When was the last time you unplugged?
I saw a commercial the other day that evoked some strong emotions from the pit of my being, which I can’t usually say after watching a commercial. Ironically, I can’t recall which commercial it was, and several of those I’ve seen recently have had a similar impact on me. When did we become so wired that being wired would seem so normal?
The product was an incredible one, I’m sure; I remember thinking how convenient the service would be if I were X (oh yes, I remember now; but I still won’t tell you, because I don’t think there’s any need to rip on a product as cool as this). But it brought to the tip of my brain the one thought I’ve been avoiding for the last fifteen years as the internet/cell phone/totally-accessible-all-of-the-time-my-car-can-drive-itself-so-what’s-the-point-in-knowing-how-to-parallel-park age has exploded around me: We have created a world wherein we can totally detach from one another. Instead of being who we are, we create a persona–a virtual self–and it takes our place in education, in debate, in politics, in relationships. In almost every aspect of our lives, now, we are so connected that we can afford to disconnect.
Isn’t that strange?
An example: For several years, I’ve visited (sometimes regularly, sometimes not) a Christian chat room. It has been a blessing and a curse. One of the blessings is that I’ve made incredible friendships with some intelligent people who are interested in some of the same topics within Christianity that I am interested in. One of the curses, I’ve learned, is that it sometimes “feels” like community, so it has been easy for me to not commit to Christians in my face-to-face life. I cannot tell you how many times I’ve heard folks in that chat room say they don’t go to church on Sunday; the chat room is their church. We are so connected that we disconnect.

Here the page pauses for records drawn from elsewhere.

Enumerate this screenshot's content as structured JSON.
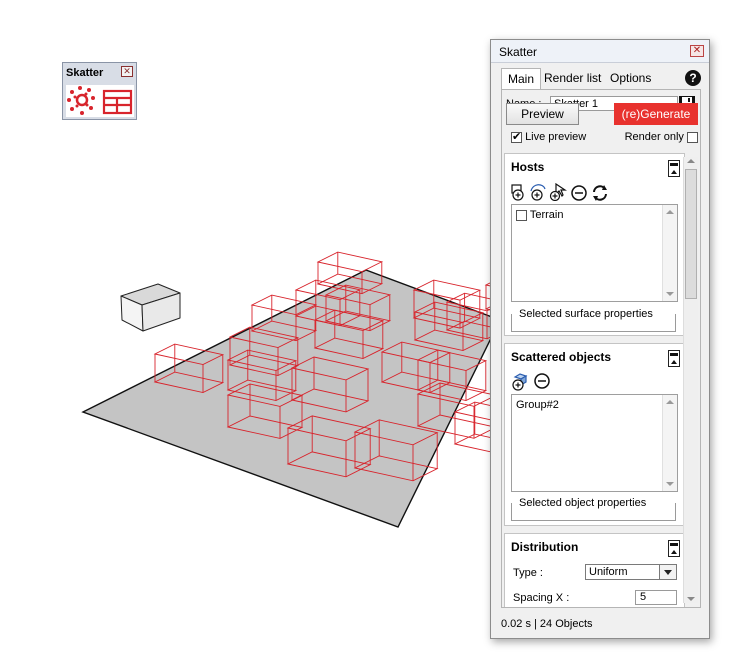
{
  "toolbar": {
    "title": "Skatter",
    "close_glyph": "✕",
    "icons": [
      "scatter-icon",
      "render-list-icon"
    ]
  },
  "panel": {
    "title": "Skatter",
    "close_glyph": "✕",
    "tabs": [
      {
        "label": "Main",
        "active": true
      },
      {
        "label": "Render list",
        "active": false
      },
      {
        "label": "Options",
        "active": false
      }
    ],
    "help_glyph": "?",
    "name_label": "Name :",
    "name_value": "Skatter 1",
    "preview_label": "Preview",
    "generate_label": "(re)Generate",
    "live_preview_label": "Live preview",
    "live_preview_checked": true,
    "render_only_label": "Render only",
    "render_only_checked": false
  },
  "hosts": {
    "title": "Hosts",
    "icons": [
      "add-host-icon",
      "add-host-by-pick-icon",
      "add-host-cursor-icon",
      "remove-host-icon",
      "refresh-icon"
    ],
    "items": [
      {
        "label": "Terrain",
        "checked": false
      }
    ],
    "props_label": "Selected surface properties"
  },
  "scattered": {
    "title": "Scattered objects",
    "icons": [
      "add-object-icon",
      "remove-object-icon"
    ],
    "items": [
      {
        "label": "Group#2"
      }
    ],
    "props_label": "Selected object properties"
  },
  "distribution": {
    "title": "Distribution",
    "type_label": "Type :",
    "type_value": "Uniform",
    "spacing_label": "Spacing X :",
    "spacing_value": "5"
  },
  "status": "0.02 s | 24 Objects",
  "colors": {
    "accent_red": "#e8322e",
    "wire_red": "#d8242c",
    "ground_gray": "#c0c0c0"
  }
}
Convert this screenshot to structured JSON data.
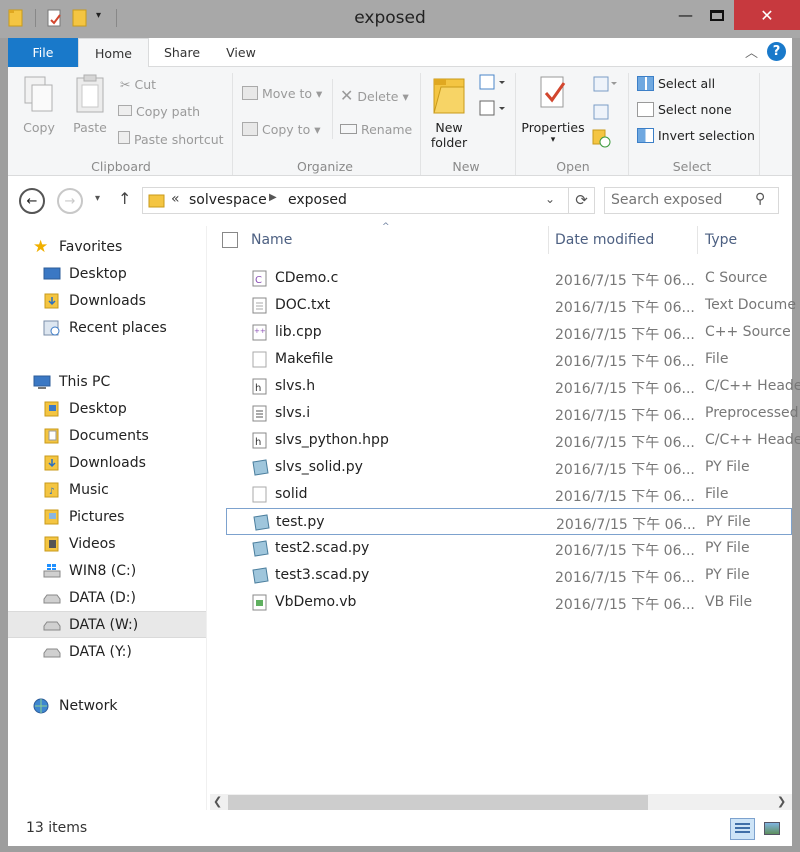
{
  "window": {
    "title": "exposed"
  },
  "colors": {
    "accent": "#1979ca",
    "close": "#c7393e",
    "folder": "#f4c542",
    "selection": "#e5f3fb"
  },
  "ribbon_tabs": [
    "File",
    "Home",
    "Share",
    "View"
  ],
  "ribbon": {
    "clipboard": {
      "label": "Clipboard",
      "copy": "Copy",
      "paste": "Paste",
      "cut": "Cut",
      "copy_path": "Copy path",
      "paste_shortcut": "Paste shortcut"
    },
    "organize": {
      "label": "Organize",
      "move_to": "Move to",
      "copy_to": "Copy to",
      "delete": "Delete",
      "rename": "Rename"
    },
    "new": {
      "label": "New",
      "new_folder_line1": "New",
      "new_folder_line2": "folder"
    },
    "open": {
      "label": "Open",
      "properties": "Properties"
    },
    "select": {
      "label": "Select",
      "select_all": "Select all",
      "select_none": "Select none",
      "invert": "Invert selection"
    }
  },
  "address": {
    "chevron": "«",
    "crumbs": [
      "solvespace",
      "exposed"
    ],
    "search_placeholder": "Search exposed"
  },
  "nav": {
    "favorites": "Favorites",
    "fav_items": [
      "Desktop",
      "Downloads",
      "Recent places"
    ],
    "this_pc": "This PC",
    "pc_items": [
      "Desktop",
      "Documents",
      "Downloads",
      "Music",
      "Pictures",
      "Videos",
      "WIN8 (C:)",
      "DATA (D:)",
      "DATA (W:)",
      "DATA (Y:)"
    ],
    "network": "Network"
  },
  "columns": {
    "name": "Name",
    "date": "Date modified",
    "type": "Type"
  },
  "files": [
    {
      "name": "CDemo.c",
      "date": "2016/7/15 下午 06...",
      "type": "C Source"
    },
    {
      "name": "DOC.txt",
      "date": "2016/7/15 下午 06...",
      "type": "Text Docume"
    },
    {
      "name": "lib.cpp",
      "date": "2016/7/15 下午 06...",
      "type": "C++ Source"
    },
    {
      "name": "Makefile",
      "date": "2016/7/15 下午 06...",
      "type": "File"
    },
    {
      "name": "slvs.h",
      "date": "2016/7/15 下午 06...",
      "type": "C/C++ Heade"
    },
    {
      "name": "slvs.i",
      "date": "2016/7/15 下午 06...",
      "type": "Preprocessed"
    },
    {
      "name": "slvs_python.hpp",
      "date": "2016/7/15 下午 06...",
      "type": "C/C++ Heade"
    },
    {
      "name": "slvs_solid.py",
      "date": "2016/7/15 下午 06...",
      "type": "PY File"
    },
    {
      "name": "solid",
      "date": "2016/7/15 下午 06...",
      "type": "File"
    },
    {
      "name": "test.py",
      "date": "2016/7/15 下午 06...",
      "type": "PY File"
    },
    {
      "name": "test2.scad.py",
      "date": "2016/7/15 下午 06...",
      "type": "PY File"
    },
    {
      "name": "test3.scad.py",
      "date": "2016/7/15 下午 06...",
      "type": "PY File"
    },
    {
      "name": "VbDemo.vb",
      "date": "2016/7/15 下午 06...",
      "type": "VB File"
    }
  ],
  "status": {
    "count": "13 items"
  }
}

I’m not saying this is true of everybody, or that it is true in every circumstance. I do think it is a growing phenomenon, however. I see it evolving even in my life–me, who hardly answers her cell phone (that’s right, everyone, I’ve confessed: I typically silence your calls; it’s not that I don’t like you [I do] and it’s not that I don’t want to talk [I do], but I really just hate being accessible all of the time [truly, I do]).
The past few days, I’ve been bombarded with a nasty stomach virus. I thought (and wished) it might kill me. It was quite honestly that bad. But it allowed me one incredible freedom: I unplugged. My phone was turned off. My music was turned off. My computer was turned off.
In spite of how awful it was, it was wonderful to be silent. It was wonderful to be alone. In a world that demands that we always connect, I’m just here today to challenge you to unplug for a day. Or two. Or, if you’re really brave, a week. Spend some time with pen and paper, rather than blogs and tweets (she says in her blog); read a book with a dustcover jacket (remember those?) instead of on your Kindle; turn off the television and talk with the people in your home; unplug your guitar and sing quietly just for the sake of intimacy with Christ. No amps; no apps; no you tube videos; no tweets; no IMs; no text messages. Just unplug. Turn it all off.
I think we need that silence once in awhile, to disconnect from the world and reconnect with the true things in life: Family, friends, faith, and most importantly, the Light that has come into the world.